Geoarchaeology: The Earth-Science Approach to Archaeological Interpretation, 2nd Edition

Article excerpt

Geoarchaeology: The Earth-Science Approach to Archaeological Interpretation, 2nd Edition. By GEORGE (RIPP) RAPP and CHRISTOPHER L. HILL. Yale University Press, New Haven and London, 2006, xv + 339 pp., figures, tables, notes, glossaiy, bibliography, $35.00 (paper)

Reviewed by Rolfe D. Mandel, Kansas Geological Survey/Department of Anthropology, University of Kansas

Rapp and Hill's first edition of Geoarchaeology was published in 1998, and at the time was one of only two comprehensive guides to the basic principles and methods of geoarchaeology. This subdiscipline has grown dramatically over the past ten years and is part of anthropology and/or geoscience curricula at a number of universities and colleges in the U.S. and elsewhere. Responding to the demand for an updated textbook, Rapp and Hill produced a second edition of Geoarchaeology that is a significant revision of the original edition. It includes many new examples and illustrations, as well as an expanded bibliography. Although the authors claim they targeted first-year graduate students in archaeology and those in the earth sciences considering a focus on geoarchaeology, their book is a suitable text for an upper-level undergraduate geoarchaeology course and will not intimidate students or practitioners with limited earth-science experience.

The book opens with an overview of the historical and theoretical interactions between the earth sciences and archaeology. Rapp and Hill explore how the geoarchaeological approach can be used to evaluate and understand the archaeological record and the dynamic forces that produced it. They also go to great length identifying and describing individuals who have made important contributions to geoarchaeology.

The second chapter is mostly a lesson in geomorphology. It focuses on the formation and properties of sedimentary deposits and soils. This review is relevant to archaeology because soils and sedimentary deposits often harbor the material remains of the human past, and processes that produce soils and sediments shape the archaeological record. The authors consider how paleoenvironmental information can be gleaned from soils and sediments, but a detailed discussion on paleoenvironmental reconstruction is reserved for Chapter 6.

In the next chapter, "Initial Context and Site Formation," the authors build on the principles of sediments and soils introduced in Chapter 2. They describe landscape contexts and processes in a variety of depositional systems that influence the nature of the archaeological record. The following systems receive thorough treatment: deserts, stream valleys, lakes and associated basins, caves and rock shelters, glaciers, and coastal and marine settings. Postdepositional processes that may affect the integrity of cultural deposits, such as mass wasting, cryoturbation, and bioturbation, are briefly addressed.

Chapter 4 deals with methods for discovering and analyzing archaeological sites. Several remote sensing techniques are presented, including geophysical prospecting, aerial photography, and satellite imaging.

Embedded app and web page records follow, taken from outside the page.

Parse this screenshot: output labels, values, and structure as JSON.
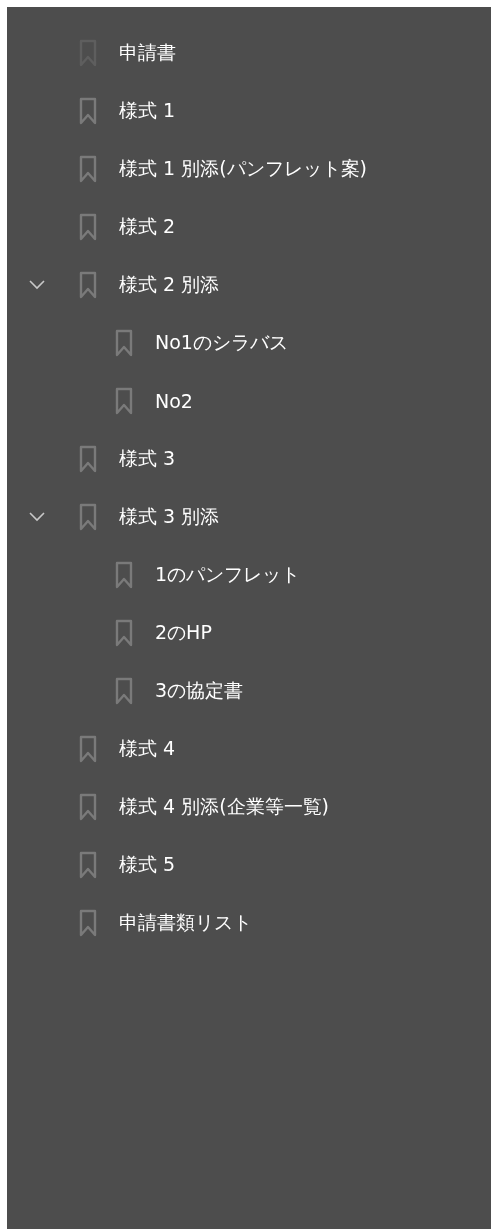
{
  "bookmarks": [
    {
      "label": "申請書",
      "dimmed": true
    },
    {
      "label": "様式 1",
      "dimmed": false
    },
    {
      "label": "様式 1 別添(パンフレット案)",
      "dimmed": false
    },
    {
      "label": "様式 2",
      "dimmed": false
    },
    {
      "label": "様式 2 別添",
      "dimmed": false,
      "expanded": true,
      "children": [
        {
          "label": "No1のシラバス",
          "dimmed": false
        },
        {
          "label": "No2",
          "dimmed": false
        }
      ]
    },
    {
      "label": "様式 3",
      "dimmed": false
    },
    {
      "label": "様式 3 別添",
      "dimmed": false,
      "expanded": true,
      "children": [
        {
          "label": "1のパンフレット",
          "dimmed": false
        },
        {
          "label": "2のHP",
          "dimmed": false
        },
        {
          "label": "3の協定書",
          "dimmed": false
        }
      ]
    },
    {
      "label": "様式 4",
      "dimmed": false
    },
    {
      "label": "様式 4 別添(企業等一覧)",
      "dimmed": false
    },
    {
      "label": "様式 5",
      "dimmed": false
    },
    {
      "label": "申請書類リスト",
      "dimmed": false
    }
  ]
}
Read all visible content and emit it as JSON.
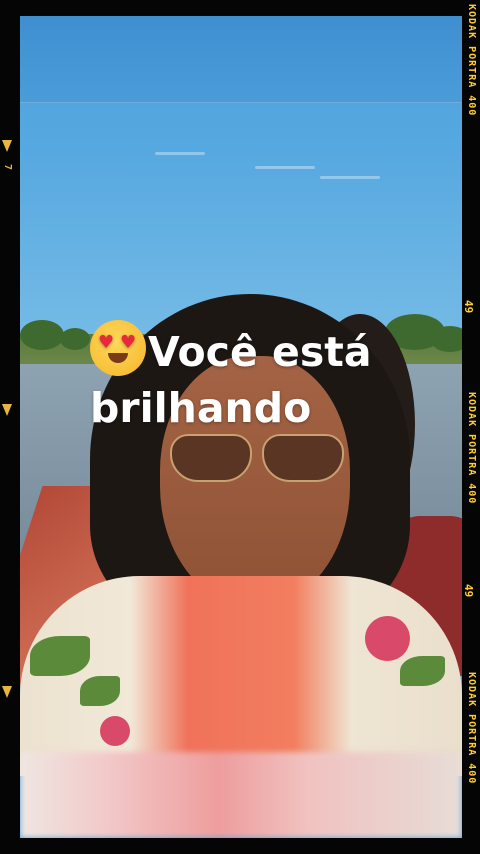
{
  "caption": {
    "emoji_name": "heart-eyes-emoji",
    "line1": "Você está",
    "line2": "brilhando"
  },
  "film_edge": {
    "brand_label": "KODAK PORTRA 400",
    "frame_number": "49",
    "left_number": "7",
    "accent_color": "#ffcc33"
  }
}
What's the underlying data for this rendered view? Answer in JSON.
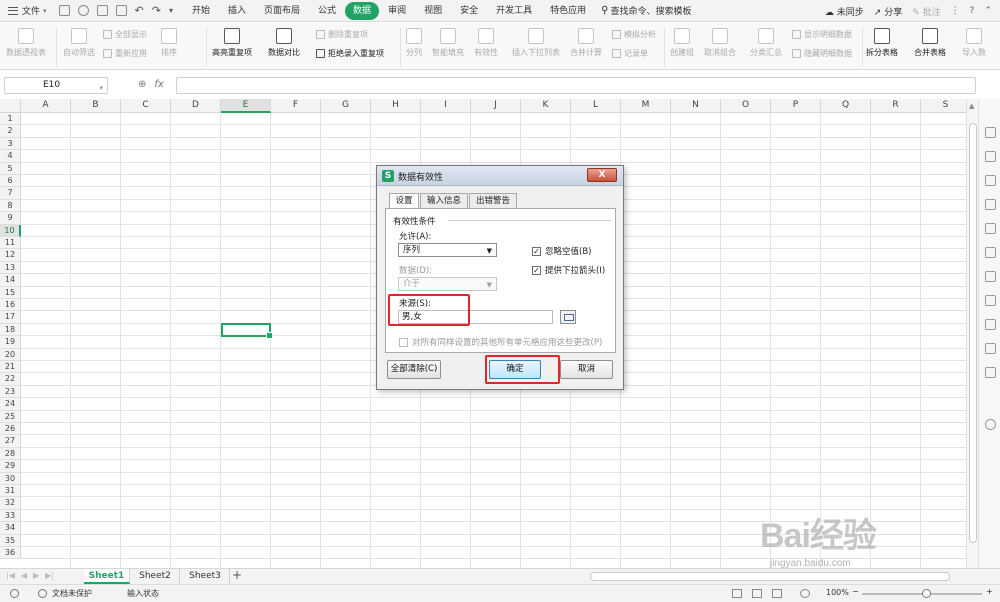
{
  "menubar": {
    "file_label": "文件",
    "tabs": [
      "开始",
      "插入",
      "页面布局",
      "公式",
      "数据",
      "审阅",
      "视图",
      "安全",
      "开发工具",
      "特色应用"
    ],
    "active_tab": "数据",
    "search_label": "查找命令、搜索模板",
    "sync_label": "未同步",
    "share_label": "分享",
    "comment_label": "批注"
  },
  "ribbon": {
    "pivot": "数据透视表",
    "autofilter": "自动筛选",
    "show_all": "全部显示",
    "reapply": "重新应用",
    "sort": "排序",
    "highlight_dup": "高亮重复项",
    "delete_dup": "删除重复项",
    "reject_dup": "拒绝录入重复项",
    "compare": "数据对比",
    "split": "分列",
    "smart_fill": "智能填充",
    "validity": "有效性",
    "insert_dropdown": "插入下拉列表",
    "consolidate": "合并计算",
    "simulate": "模拟分析",
    "record_form": "记录单",
    "group": "创建组",
    "ungroup": "取消组合",
    "subtotal": "分类汇总",
    "show_detail": "显示明细数据",
    "hide_detail": "隐藏明细数据",
    "split_table": "拆分表格",
    "merge_table": "合并表格",
    "import_data": "导入数"
  },
  "formula_bar": {
    "cell_ref": "E10",
    "fx_label": "fx",
    "formula": ""
  },
  "grid": {
    "columns": [
      "A",
      "B",
      "C",
      "D",
      "E",
      "F",
      "G",
      "H",
      "I",
      "J",
      "K",
      "L",
      "M",
      "N",
      "O",
      "P",
      "Q",
      "R",
      "S"
    ],
    "rows": [
      "1",
      "2",
      "3",
      "4",
      "5",
      "6",
      "7",
      "8",
      "9",
      "10",
      "11",
      "12",
      "13",
      "14",
      "15",
      "16",
      "17",
      "18",
      "19",
      "20",
      "21",
      "22",
      "23",
      "24",
      "25",
      "26",
      "27",
      "28",
      "29",
      "30",
      "31",
      "32",
      "33",
      "34",
      "35",
      "36"
    ],
    "selected_column": "E",
    "selected_row": "10"
  },
  "dialog": {
    "title": "数据有效性",
    "close_label": "X",
    "tabs": [
      "设置",
      "输入信息",
      "出错警告"
    ],
    "active_tab": "设置",
    "group_label": "有效性条件",
    "allow_label": "允许(A):",
    "allow_value": "序列",
    "data_label": "数据(D):",
    "data_value": "介于",
    "ignore_blank_label": "忽略空值(B)",
    "ignore_blank_checked": true,
    "dropdown_label": "提供下拉箭头(I)",
    "dropdown_checked": true,
    "source_label": "来源(S):",
    "source_value": "男,女",
    "apply_all_label": "对所有同样设置的其他所有单元格应用这些更改(P)",
    "apply_all_checked": false,
    "clear_all_label": "全部清除(C)",
    "ok_label": "确定",
    "cancel_label": "取消",
    "highlight_color": "#e0262c"
  },
  "sheet_tabs": [
    "Sheet1",
    "Sheet2",
    "Sheet3"
  ],
  "active_sheet": "Sheet1",
  "add_sheet_label": "+",
  "status": {
    "protect_label": "文档未保护",
    "mode_label": "输入状态",
    "zoom_label": "100%"
  },
  "watermark": {
    "logo": "Bai经验",
    "url": "jingyan.baidu.com"
  },
  "colors": {
    "accent": "#21a366",
    "highlight": "#e0262c"
  }
}
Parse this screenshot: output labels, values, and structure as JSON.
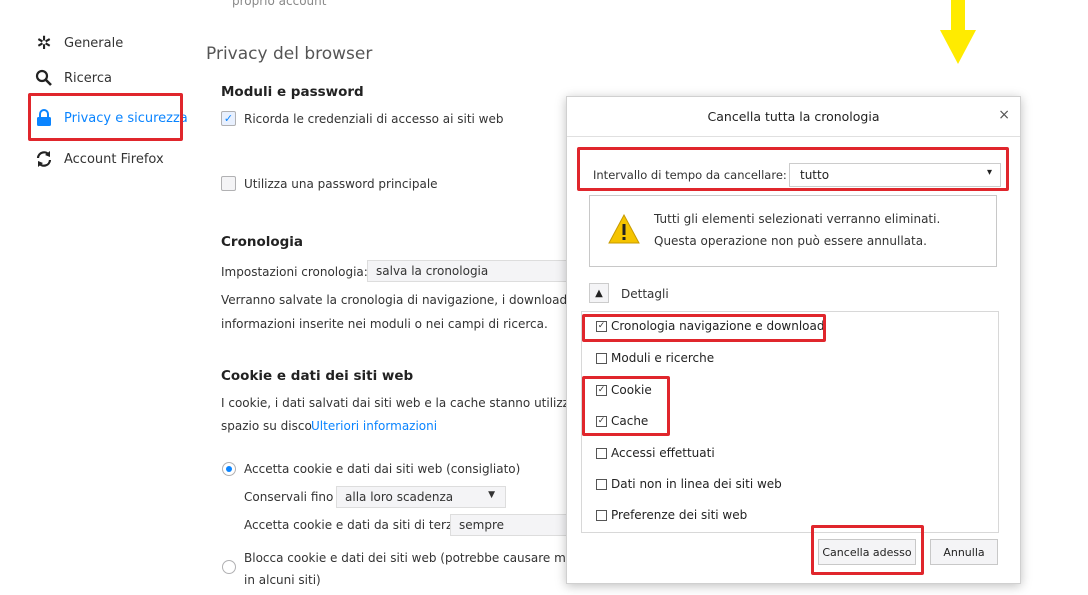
{
  "sidebar": {
    "items": [
      {
        "label": "Generale",
        "icon": "gear-icon"
      },
      {
        "label": "Ricerca",
        "icon": "search-icon"
      },
      {
        "label": "Privacy e sicurezza",
        "icon": "lock-icon"
      },
      {
        "label": "Account Firefox",
        "icon": "sync-icon"
      }
    ]
  },
  "main": {
    "cut_text": "proprio account",
    "section_title": "Privacy del browser",
    "logins": {
      "heading": "Moduli e password",
      "remember_label": "Ricorda le credenziali di accesso ai siti web",
      "master_password_label": "Utilizza una password principale"
    },
    "history": {
      "heading": "Cronologia",
      "settings_label": "Impostazioni cronologia:",
      "settings_value": "salva la cronologia",
      "desc_line1": "Verranno salvate la cronologia di navigazione, i download, le",
      "desc_line2": "informazioni inserite nei moduli o nei campi di ricerca."
    },
    "cookies": {
      "heading": "Cookie e dati dei siti web",
      "desc_line1": "I cookie, i dati salvati dai siti web e la cache stanno utilizzando",
      "desc_line2": "spazio su disco",
      "more_info": "Ulteriori informazioni",
      "accept_label": "Accetta cookie e dati dai siti web (consigliato)",
      "keep_label": "Conservali fino",
      "keep_value": "alla loro scadenza",
      "third_party_label": "Accetta cookie e dati da siti di terze parti",
      "third_party_value": "sempre",
      "block_label_line1": "Blocca cookie e dati dei siti web (potrebbe causare malfun",
      "block_label_line2": "in alcuni siti)"
    }
  },
  "dialog": {
    "title": "Cancella tutta la cronologia",
    "close": "×",
    "range_label": "Intervallo di tempo da cancellare:",
    "range_value": "tutto",
    "warning_line1": "Tutti gli elementi selezionati verranno eliminati.",
    "warning_line2": "Questa operazione non può essere annullata.",
    "details_label": "Dettagli",
    "items": [
      {
        "label": "Cronologia navigazione e download",
        "checked": true
      },
      {
        "label": "Moduli e ricerche",
        "checked": false
      },
      {
        "label": "Cookie",
        "checked": true
      },
      {
        "label": "Cache",
        "checked": true
      },
      {
        "label": "Accessi effettuati",
        "checked": false
      },
      {
        "label": "Dati non in linea dei siti web",
        "checked": false
      },
      {
        "label": "Preferenze dei siti web",
        "checked": false
      }
    ],
    "clear_now": "Cancella adesso",
    "cancel": "Annulla"
  },
  "colors": {
    "accent": "#0a84ff",
    "highlight": "#e0262c",
    "arrow": "#ffeb00"
  }
}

This is followed by a description of coring techniques used in geoarchaeological investigations. Rapp and Hill then move on to explain how data gleaned from these methods can be integrated in a geographic information system. They also describe how an understanding of the complexities of scale is critical for discovering and interpreting the archaeological record.

Chapter 5, "Estimating Time," focuses on techniques used to date archaeological landscapes and cultural deposits. Although much of the chapter is devoted to stratigraphie and radiometric dating methods, other techniques, such as fissiontrack, paleomagnetic, archaeomagnetic, electron spin resonance and luminescence dating, are discussed. Complex laboratory procedures are explained in a comprehendible fashion, and many good examples of archaeological application are presented. Accurate time control is essential to studies that examine relationships between landscape evolution, bioclimatic fluctuations, and human activities, the topic of the next chapter. …